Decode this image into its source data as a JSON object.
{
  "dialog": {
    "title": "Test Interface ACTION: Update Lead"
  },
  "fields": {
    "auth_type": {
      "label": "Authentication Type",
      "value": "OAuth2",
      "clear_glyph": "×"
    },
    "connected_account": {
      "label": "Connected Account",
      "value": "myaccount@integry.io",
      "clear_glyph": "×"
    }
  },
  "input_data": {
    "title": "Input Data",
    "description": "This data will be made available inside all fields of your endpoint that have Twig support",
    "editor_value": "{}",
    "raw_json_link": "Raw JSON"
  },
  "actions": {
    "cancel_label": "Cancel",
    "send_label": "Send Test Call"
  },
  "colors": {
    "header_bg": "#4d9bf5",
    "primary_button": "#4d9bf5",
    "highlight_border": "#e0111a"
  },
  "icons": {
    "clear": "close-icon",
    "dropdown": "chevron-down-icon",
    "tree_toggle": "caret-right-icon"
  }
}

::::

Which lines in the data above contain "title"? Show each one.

• **YOUR RESPONSE**:
    "title": "Test Interface ACTION: Update Lead"
    "title": "Input Data",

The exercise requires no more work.